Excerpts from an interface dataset
==================================================

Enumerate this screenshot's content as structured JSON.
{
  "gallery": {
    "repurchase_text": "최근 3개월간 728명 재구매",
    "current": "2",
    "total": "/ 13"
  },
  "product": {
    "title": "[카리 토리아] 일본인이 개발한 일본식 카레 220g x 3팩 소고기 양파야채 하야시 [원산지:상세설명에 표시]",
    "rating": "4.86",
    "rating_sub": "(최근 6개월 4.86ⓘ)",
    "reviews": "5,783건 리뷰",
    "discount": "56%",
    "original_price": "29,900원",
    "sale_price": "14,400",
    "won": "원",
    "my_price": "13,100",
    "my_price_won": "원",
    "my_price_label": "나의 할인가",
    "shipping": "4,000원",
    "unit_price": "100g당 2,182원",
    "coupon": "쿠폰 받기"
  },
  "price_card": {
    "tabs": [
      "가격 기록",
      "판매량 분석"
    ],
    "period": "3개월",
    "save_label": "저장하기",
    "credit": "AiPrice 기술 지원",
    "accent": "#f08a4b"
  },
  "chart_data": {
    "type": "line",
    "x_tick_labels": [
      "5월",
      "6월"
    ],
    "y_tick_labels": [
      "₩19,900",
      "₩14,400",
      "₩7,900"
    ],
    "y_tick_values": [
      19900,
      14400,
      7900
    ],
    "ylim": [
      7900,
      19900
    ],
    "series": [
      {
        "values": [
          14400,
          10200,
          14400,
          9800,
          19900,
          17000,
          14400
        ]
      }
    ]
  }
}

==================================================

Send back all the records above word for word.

Answer:
Enumerate this screenshot's content as structured JSON.
{
  "gallery": {
    "repurchase_text": "최근 3개월간 728명 재구매",
    "current": "2",
    "total": "/ 13"
  },
  "product": {
    "title": "[카리 토리아] 일본인이 개발한 일본식 카레 220g x 3팩 소고기 양파야채 하야시 [원산지:상세설명에 표시]",
    "rating": "4.86",
    "rating_sub": "(최근 6개월 4.86ⓘ)",
    "reviews": "5,783건 리뷰",
    "discount": "56%",
    "original_price": "29,900원",
    "sale_price": "14,400",
    "won": "원",
    "my_price": "13,100",
    "my_price_won": "원",
    "my_price_label": "나의 할인가",
    "shipping": "4,000원",
    "unit_price": "100g당 2,182원",
    "coupon": "쿠폰 받기"
  },
  "price_card": {
    "tabs": [
      "가격 기록",
      "판매량 분석"
    ],
    "period": "3개월",
    "save_label": "저장하기",
    "credit": "AiPrice 기술 지원",
    "accent": "#f08a4b"
  },
  "chart_data": {
    "type": "line",
    "x_tick_labels": [
      "5월",
      "6월"
    ],
    "y_tick_labels": [
      "₩19,900",
      "₩14,400",
      "₩7,900"
    ],
    "y_tick_values": [
      19900,
      14400,
      7900
    ],
    "ylim": [
      7900,
      19900
    ],
    "series": [
      {
        "values": [
          14400,
          10200,
          14400,
          9800,
          19900,
          17000,
          14400
        ]
      }
    ]
  }
}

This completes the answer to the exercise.